Confused about a specific word or phrase you’re seeing in user reports? Monitor chat in real time for context. Concerned that a specific player may be targeting new players for abuse but haven’t been able to collect enough proof to take action? Take an hour or so to watch their behavior as it happens.
Live moderation is also an effective way to review the triggers you’ve set up to automatically close, sanction, or escalate content for review.
Engage with the community
What’s more fun than hanging out with your community — aside from playing the game, of course? ; )
There’s a reason you got into community management and moderation. You care about people. You’re passionate about your community and your product. You and your team of moderators are at your best when you’re interacting with players, experiencing their joy (and their frustration), and generally understanding what makes them tick.
So, in addition to live moderation, it’s critical that you and your team interact with the community and actively inspire positive, healthy communication. Sanctions work, but positive reinforcement works even better.
When you spend time with the community, you demonstrate that your moderation team is connected with players, engaged in the game, and above all, human.
You’ll never eliminate all user reports. They’re a fundamental element of any moderation strategy and a key method of earning player trust.
But there’s no reason you should be forced to wade through thousands or even hundreds of reports a day.
There are techniques you and your team can leverage to mitigate the impact, including giving moderators a variety of tasks to prevent burnout and keep their minds sharp, using a proactive chat/image filter, and engaging with the community on a regular basis.
Two Hat empowers gaming and social platforms to foster healthy, engaged online communities.

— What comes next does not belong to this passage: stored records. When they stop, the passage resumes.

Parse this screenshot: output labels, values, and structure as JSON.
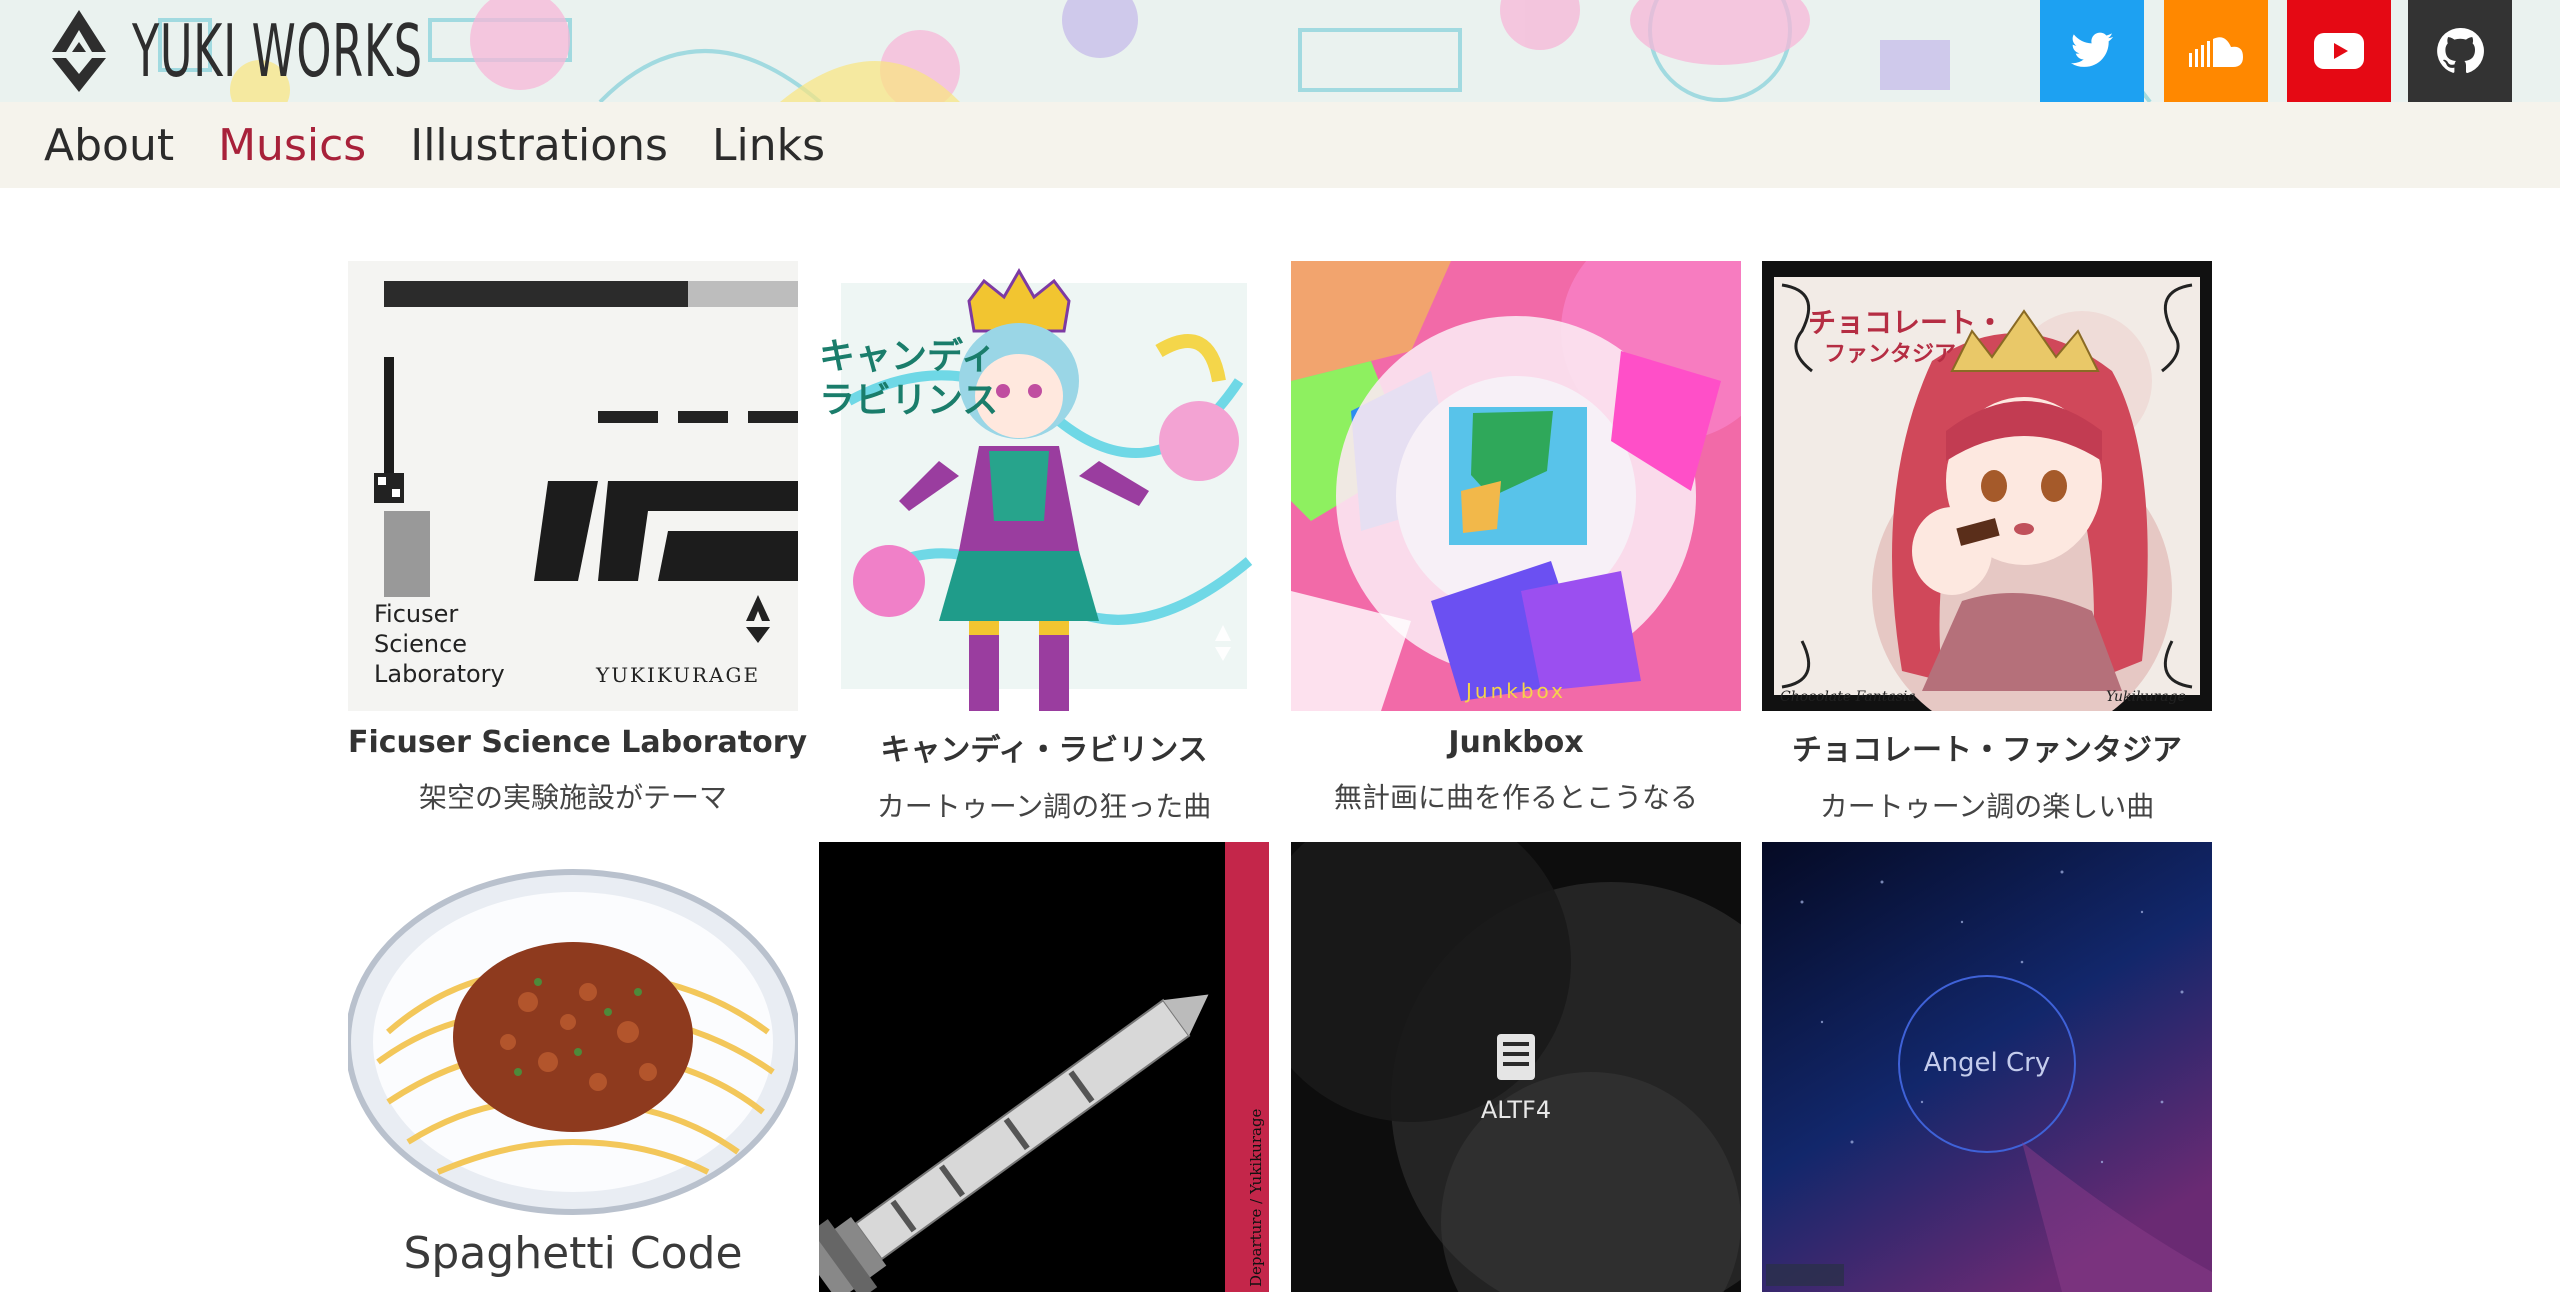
{
  "site": {
    "logo_text": "YUKI WORKS"
  },
  "social": [
    {
      "name": "twitter",
      "icon": "twitter-icon",
      "color": "#1da1f2"
    },
    {
      "name": "soundcloud",
      "icon": "soundcloud-icon",
      "color": "#ff8800"
    },
    {
      "name": "youtube",
      "icon": "youtube-icon",
      "color": "#e50914"
    },
    {
      "name": "github",
      "icon": "github-icon",
      "color": "#333333"
    }
  ],
  "nav": {
    "items": [
      {
        "label": "About"
      },
      {
        "label": "Musics"
      },
      {
        "label": "Illustrations"
      },
      {
        "label": "Links"
      }
    ],
    "active": "Musics",
    "active_color": "#a8213a"
  },
  "works": [
    {
      "title": "Ficuser Science Laboratory",
      "desc": "架空の実験施設がテーマ",
      "art_text": [
        "Ficuser",
        "Science",
        "Laboratory"
      ],
      "art_brand": "YUKIKURAGE"
    },
    {
      "title": "キャンディ・ラビリンス",
      "desc": "カートゥーン調の狂った曲",
      "art_text": [
        "キャンディ",
        "ラビリンス"
      ]
    },
    {
      "title": "Junkbox",
      "desc": "無計画に曲を作るとこうなる",
      "art_text": [
        "Junkbox"
      ]
    },
    {
      "title": "チョコレート・ファンタジア",
      "desc": "カートゥーン調の楽しい曲",
      "art_text": [
        "チョコレート・",
        "ファンタジア",
        "Chocolate Fantasia",
        "Yukikurage"
      ]
    },
    {
      "title": "",
      "desc": "",
      "art_text": [
        "Spaghetti Code"
      ]
    },
    {
      "title": "",
      "desc": "",
      "art_text": [
        "Departure / Yukikurage"
      ]
    },
    {
      "title": "",
      "desc": "",
      "art_text": [
        "ALTF4"
      ]
    },
    {
      "title": "",
      "desc": "",
      "art_text": [
        "Angel Cry"
      ]
    }
  ]
}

Uniting cutting-edge AI with expert human review, our user-generated content filter and automated moderation software Community Sift has helped some of the biggest names in the industry protect their communities and brand, inspire user engagement, and decrease moderation workload.